* What to produce *
Can you quote the lines below exactly, starting at the line with "Convert this screenshot" and going through the last one?

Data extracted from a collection
========================================

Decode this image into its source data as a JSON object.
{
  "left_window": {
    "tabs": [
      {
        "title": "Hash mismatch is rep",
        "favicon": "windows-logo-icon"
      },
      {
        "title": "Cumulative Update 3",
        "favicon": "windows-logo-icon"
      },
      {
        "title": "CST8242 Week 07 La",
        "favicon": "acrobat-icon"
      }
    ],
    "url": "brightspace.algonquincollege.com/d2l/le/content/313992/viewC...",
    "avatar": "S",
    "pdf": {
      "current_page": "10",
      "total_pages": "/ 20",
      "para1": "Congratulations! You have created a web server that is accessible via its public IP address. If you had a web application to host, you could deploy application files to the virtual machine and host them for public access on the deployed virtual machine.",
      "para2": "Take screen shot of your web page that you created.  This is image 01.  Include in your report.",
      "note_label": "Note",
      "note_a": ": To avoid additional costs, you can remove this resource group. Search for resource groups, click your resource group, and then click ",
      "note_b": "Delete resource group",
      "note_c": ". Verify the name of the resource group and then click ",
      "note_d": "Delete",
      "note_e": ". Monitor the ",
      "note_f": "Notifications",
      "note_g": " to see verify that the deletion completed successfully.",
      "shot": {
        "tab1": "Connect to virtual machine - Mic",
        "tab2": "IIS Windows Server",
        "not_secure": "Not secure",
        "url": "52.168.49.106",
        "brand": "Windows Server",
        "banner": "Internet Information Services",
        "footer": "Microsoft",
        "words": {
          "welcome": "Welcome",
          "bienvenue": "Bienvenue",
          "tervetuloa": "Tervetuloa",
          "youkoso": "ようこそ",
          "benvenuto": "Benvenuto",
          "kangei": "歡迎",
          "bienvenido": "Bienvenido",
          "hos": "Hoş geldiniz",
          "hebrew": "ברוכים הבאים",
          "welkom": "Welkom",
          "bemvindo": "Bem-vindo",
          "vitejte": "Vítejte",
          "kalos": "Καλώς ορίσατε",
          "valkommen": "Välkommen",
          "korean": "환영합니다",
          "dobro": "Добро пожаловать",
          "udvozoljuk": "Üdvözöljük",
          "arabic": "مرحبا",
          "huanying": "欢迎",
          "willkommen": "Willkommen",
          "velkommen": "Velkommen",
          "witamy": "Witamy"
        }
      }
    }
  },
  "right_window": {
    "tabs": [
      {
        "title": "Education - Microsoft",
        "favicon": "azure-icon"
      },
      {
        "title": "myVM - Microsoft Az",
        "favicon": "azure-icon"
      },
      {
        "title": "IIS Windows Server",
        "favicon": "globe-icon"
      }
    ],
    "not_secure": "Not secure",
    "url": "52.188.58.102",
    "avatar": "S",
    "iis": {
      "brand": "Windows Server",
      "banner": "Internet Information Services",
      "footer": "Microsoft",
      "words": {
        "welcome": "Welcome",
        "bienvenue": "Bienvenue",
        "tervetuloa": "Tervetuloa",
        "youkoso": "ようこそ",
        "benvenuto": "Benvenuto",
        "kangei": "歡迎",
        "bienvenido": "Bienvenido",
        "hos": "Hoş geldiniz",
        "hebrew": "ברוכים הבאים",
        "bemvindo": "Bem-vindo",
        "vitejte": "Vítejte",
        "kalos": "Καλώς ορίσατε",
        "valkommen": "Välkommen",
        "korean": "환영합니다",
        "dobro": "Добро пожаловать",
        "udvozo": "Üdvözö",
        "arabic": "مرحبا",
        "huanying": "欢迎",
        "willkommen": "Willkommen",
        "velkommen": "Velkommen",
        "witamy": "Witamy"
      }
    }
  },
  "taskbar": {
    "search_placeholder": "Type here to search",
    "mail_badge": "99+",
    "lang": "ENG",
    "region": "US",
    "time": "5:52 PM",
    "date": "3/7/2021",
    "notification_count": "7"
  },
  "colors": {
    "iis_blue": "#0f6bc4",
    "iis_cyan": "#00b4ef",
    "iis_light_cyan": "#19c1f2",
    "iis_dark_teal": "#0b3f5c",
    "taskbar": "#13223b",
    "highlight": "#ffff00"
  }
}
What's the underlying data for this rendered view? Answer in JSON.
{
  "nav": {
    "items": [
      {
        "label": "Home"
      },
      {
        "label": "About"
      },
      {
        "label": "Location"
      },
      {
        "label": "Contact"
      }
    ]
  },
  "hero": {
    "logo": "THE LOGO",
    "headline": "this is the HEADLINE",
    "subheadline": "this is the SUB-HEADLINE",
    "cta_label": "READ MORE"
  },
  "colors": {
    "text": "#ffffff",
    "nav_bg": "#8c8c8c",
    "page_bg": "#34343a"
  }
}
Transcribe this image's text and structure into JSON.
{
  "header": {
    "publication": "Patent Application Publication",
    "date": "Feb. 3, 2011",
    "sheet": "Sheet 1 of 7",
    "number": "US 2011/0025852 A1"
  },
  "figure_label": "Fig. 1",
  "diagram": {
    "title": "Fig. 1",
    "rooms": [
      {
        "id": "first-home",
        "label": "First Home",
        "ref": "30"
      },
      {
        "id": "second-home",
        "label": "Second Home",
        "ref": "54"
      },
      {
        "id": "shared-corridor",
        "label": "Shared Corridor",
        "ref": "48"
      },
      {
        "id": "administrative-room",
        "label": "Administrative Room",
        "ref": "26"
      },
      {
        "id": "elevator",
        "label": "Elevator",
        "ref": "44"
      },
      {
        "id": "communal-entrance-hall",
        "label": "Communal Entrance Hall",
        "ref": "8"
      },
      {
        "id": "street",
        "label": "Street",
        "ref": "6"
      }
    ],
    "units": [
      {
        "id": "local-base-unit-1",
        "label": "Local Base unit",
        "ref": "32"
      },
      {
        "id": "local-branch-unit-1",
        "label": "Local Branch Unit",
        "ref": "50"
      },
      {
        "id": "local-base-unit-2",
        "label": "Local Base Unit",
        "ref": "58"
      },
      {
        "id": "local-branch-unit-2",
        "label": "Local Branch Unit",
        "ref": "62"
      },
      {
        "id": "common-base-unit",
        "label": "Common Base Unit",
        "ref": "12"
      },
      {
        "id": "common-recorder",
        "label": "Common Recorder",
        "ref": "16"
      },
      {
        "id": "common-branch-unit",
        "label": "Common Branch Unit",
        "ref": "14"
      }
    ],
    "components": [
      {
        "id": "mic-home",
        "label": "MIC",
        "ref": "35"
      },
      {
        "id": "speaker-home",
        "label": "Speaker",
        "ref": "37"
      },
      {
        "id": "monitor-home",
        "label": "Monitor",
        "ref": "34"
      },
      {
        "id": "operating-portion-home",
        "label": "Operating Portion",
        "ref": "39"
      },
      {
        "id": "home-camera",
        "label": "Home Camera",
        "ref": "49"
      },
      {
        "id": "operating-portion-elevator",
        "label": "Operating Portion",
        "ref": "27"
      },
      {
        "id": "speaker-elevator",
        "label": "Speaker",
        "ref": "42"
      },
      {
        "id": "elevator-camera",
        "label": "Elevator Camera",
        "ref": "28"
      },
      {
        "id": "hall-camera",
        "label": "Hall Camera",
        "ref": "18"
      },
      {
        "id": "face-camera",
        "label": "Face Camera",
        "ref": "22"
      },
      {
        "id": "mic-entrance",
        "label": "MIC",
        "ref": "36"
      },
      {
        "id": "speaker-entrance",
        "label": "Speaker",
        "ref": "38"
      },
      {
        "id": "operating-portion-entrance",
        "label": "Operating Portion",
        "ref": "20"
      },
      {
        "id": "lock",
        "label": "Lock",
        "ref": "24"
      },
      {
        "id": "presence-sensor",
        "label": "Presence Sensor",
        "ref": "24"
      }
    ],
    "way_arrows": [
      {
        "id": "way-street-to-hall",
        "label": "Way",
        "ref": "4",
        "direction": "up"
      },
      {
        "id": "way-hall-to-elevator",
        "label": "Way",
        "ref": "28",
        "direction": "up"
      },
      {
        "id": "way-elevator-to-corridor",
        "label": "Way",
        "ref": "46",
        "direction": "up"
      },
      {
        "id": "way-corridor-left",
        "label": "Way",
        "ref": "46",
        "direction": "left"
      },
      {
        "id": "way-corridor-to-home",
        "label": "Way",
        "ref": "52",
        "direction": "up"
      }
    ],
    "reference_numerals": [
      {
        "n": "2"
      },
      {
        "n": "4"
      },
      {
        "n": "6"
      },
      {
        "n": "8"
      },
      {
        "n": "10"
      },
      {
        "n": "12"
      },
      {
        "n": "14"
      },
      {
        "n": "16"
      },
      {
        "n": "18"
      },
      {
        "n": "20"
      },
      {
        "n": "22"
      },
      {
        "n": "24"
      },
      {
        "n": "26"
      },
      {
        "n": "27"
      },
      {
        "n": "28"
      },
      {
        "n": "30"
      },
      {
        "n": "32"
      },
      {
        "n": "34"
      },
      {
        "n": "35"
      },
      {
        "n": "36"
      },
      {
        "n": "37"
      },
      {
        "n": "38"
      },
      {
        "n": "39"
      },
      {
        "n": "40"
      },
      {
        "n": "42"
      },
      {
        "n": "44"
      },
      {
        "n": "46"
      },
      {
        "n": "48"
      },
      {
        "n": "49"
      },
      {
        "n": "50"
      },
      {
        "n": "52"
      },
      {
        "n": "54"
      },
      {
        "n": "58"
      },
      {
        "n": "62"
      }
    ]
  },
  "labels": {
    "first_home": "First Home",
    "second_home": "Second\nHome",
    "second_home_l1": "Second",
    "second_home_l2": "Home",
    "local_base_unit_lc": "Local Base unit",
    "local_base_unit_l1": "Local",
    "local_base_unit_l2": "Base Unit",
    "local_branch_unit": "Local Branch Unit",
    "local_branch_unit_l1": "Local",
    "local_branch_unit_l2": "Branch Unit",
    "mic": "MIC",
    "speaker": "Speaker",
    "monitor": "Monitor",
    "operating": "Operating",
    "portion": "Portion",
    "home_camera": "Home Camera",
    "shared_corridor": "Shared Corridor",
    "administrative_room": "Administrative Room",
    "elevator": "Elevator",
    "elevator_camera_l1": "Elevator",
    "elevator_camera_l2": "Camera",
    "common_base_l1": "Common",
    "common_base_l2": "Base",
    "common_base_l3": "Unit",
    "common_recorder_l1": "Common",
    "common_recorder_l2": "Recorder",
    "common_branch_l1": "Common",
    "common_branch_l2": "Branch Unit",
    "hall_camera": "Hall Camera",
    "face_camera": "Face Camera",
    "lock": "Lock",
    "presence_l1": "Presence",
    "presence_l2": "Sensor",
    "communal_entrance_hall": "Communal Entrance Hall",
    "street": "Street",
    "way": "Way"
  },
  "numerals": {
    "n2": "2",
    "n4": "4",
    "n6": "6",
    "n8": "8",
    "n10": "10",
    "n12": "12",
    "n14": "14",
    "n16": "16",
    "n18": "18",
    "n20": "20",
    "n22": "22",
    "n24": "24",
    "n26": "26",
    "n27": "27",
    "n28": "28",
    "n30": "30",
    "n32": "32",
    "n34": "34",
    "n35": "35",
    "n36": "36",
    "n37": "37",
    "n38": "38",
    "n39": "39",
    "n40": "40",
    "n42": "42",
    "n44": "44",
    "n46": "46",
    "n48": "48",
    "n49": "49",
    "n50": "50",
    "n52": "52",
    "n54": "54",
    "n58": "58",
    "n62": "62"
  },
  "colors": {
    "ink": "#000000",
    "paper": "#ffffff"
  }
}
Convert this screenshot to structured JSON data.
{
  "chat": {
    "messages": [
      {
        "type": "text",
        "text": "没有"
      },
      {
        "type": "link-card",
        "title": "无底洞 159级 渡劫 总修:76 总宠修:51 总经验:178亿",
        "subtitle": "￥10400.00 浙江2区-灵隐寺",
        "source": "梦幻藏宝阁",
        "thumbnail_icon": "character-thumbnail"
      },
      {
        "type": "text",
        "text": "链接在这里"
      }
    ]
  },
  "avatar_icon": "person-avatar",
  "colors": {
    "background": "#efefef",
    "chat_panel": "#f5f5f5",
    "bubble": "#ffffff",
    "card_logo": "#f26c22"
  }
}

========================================

* Response to this task *
Convert this screenshot to structured JSON data.
{
  "chat": {
    "messages": [
      {
        "type": "text",
        "text": "没有"
      },
      {
        "type": "link-card",
        "title": "无底洞 159级 渡劫 总修:76 总宠修:51 总经验:178亿",
        "subtitle": "￥10400.00 浙江2区-灵隐寺",
        "source": "梦幻藏宝阁",
        "thumbnail_icon": "character-thumbnail"
      },
      {
        "type": "text",
        "text": "链接在这里"
      }
    ]
  },
  "avatar_icon": "person-avatar",
  "colors": {
    "background": "#efefef",
    "chat_panel": "#f5f5f5",
    "bubble": "#ffffff",
    "card_logo": "#f26c22"
  }
}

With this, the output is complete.